The reform of the liturgy has dramatically changed the way Roman Catholics and all Christians understand their worship. The arena of the encounter has shifted from a passive experience of observation of the great Mysteries to one that invites active participation on many levels. Yet, the imagination of many who preach, preside, and gather to worship continues to be shaped by a passive model as well as by the notion of sacramental activity as a product to be received or given, rather than expressed and shared in communion with one another. In The Holy Preaching, Paul Janowiak deepens the discussion of Christ's presence in the Word by offering critical reflection on the disparity between the theology and the practice of preaching and some explanation as to why that disparity exists.
Janowiak provides an overview of twentieth-century ecclesial sacramentality. He discusses the liturgical movements and important theological issues that led to reform and provides an in-depth analysis of how sacramental theologians Karl Rahner, Otto Semelroth, and Edward Schillebeeckx advanced the dialogue of Christ's presence in the Word. He explains that despite the seminal work done by those sacramental theologians, a specifically liturgical understanding of Christ's presence in the Word remains largely a theological concept and not a grace-filled reality. Part of this gap in theory and practice is the result of a fractured liturgical celebration. The Liturgy of the Word appears a distinct and often unrelated part of the entire eucharistic celebration. Using contemporary literary theory, Janowiak tackles this gap and roots out the foundations of this disparity between theology and its practice in worship. He inserts creative liturgical and sacramental theology into the literary particularities of sacred text, shared tradition, and communal hearing. From this a new lens on the sacramentality of the Word emerges.
The dialogue begun by sacramental theologians Rahner, Semelroth, and Schillebeeckx is re-opened by Janowiak. He examines the fruits of the liturgical reform of the past forty years and parallel movements in critical theory. The result is an understanding of Christ's presence in the Word in a way that reveals the Mystery of God at work in the gathering of believers.

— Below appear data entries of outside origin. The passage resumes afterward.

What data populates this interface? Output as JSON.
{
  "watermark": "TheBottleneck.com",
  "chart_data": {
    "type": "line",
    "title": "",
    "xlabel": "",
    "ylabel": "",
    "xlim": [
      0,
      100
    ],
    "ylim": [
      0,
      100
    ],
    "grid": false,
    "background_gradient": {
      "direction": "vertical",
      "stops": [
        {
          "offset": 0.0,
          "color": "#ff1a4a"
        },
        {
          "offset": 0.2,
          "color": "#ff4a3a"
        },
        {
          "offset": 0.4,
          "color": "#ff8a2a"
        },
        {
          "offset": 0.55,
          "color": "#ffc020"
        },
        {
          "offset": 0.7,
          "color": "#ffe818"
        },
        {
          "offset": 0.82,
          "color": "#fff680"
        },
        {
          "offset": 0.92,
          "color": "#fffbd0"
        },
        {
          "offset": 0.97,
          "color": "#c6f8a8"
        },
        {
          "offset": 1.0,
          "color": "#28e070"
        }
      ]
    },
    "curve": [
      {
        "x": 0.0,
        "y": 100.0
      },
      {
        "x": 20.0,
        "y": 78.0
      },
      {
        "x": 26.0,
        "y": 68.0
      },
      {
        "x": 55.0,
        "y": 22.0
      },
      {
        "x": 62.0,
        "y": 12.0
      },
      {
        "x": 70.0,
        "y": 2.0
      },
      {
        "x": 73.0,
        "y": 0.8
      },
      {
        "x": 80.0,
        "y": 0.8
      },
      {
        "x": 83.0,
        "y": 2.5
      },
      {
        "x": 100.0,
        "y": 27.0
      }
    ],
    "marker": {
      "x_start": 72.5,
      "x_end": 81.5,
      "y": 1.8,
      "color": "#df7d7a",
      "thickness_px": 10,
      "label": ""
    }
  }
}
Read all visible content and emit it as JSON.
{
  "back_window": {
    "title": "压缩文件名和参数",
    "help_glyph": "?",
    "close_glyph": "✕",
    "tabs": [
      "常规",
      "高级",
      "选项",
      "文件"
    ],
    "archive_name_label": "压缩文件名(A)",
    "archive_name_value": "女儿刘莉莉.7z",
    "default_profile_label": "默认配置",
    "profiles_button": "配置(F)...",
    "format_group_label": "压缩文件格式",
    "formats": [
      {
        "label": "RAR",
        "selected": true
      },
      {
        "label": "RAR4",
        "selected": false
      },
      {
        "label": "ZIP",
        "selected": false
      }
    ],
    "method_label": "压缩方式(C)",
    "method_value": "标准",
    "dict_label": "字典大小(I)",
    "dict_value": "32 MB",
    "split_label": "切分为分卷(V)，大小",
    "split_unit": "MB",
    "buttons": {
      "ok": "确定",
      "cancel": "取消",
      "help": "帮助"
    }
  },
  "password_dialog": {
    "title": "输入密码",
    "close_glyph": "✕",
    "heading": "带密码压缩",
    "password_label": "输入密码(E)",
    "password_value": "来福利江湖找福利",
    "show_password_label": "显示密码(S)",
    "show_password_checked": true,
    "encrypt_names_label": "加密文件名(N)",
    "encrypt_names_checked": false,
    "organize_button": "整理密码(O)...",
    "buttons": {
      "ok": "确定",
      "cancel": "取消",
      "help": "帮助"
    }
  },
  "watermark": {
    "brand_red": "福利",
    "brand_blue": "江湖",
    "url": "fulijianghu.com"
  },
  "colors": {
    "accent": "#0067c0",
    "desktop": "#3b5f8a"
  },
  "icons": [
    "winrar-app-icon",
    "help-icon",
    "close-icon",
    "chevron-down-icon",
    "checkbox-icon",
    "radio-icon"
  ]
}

Chapters in Part I are Worship and the Mystery of God's Action in the Word" and "The Church as Totus Christus: A Renewal of Sacramentality and Proclamation." Chapters in Part II are "The Dynamism of the Liturgy of the Word as a Sacramental Event: Insights from New Historicism on the Text and Its Context," "Reader-Response Criticism and the Liturgical Assembly as Communitas Verbi," and "The Holy Preaching: A Sacramentality of the Word as 'Fulfilled in Our Hearing.'"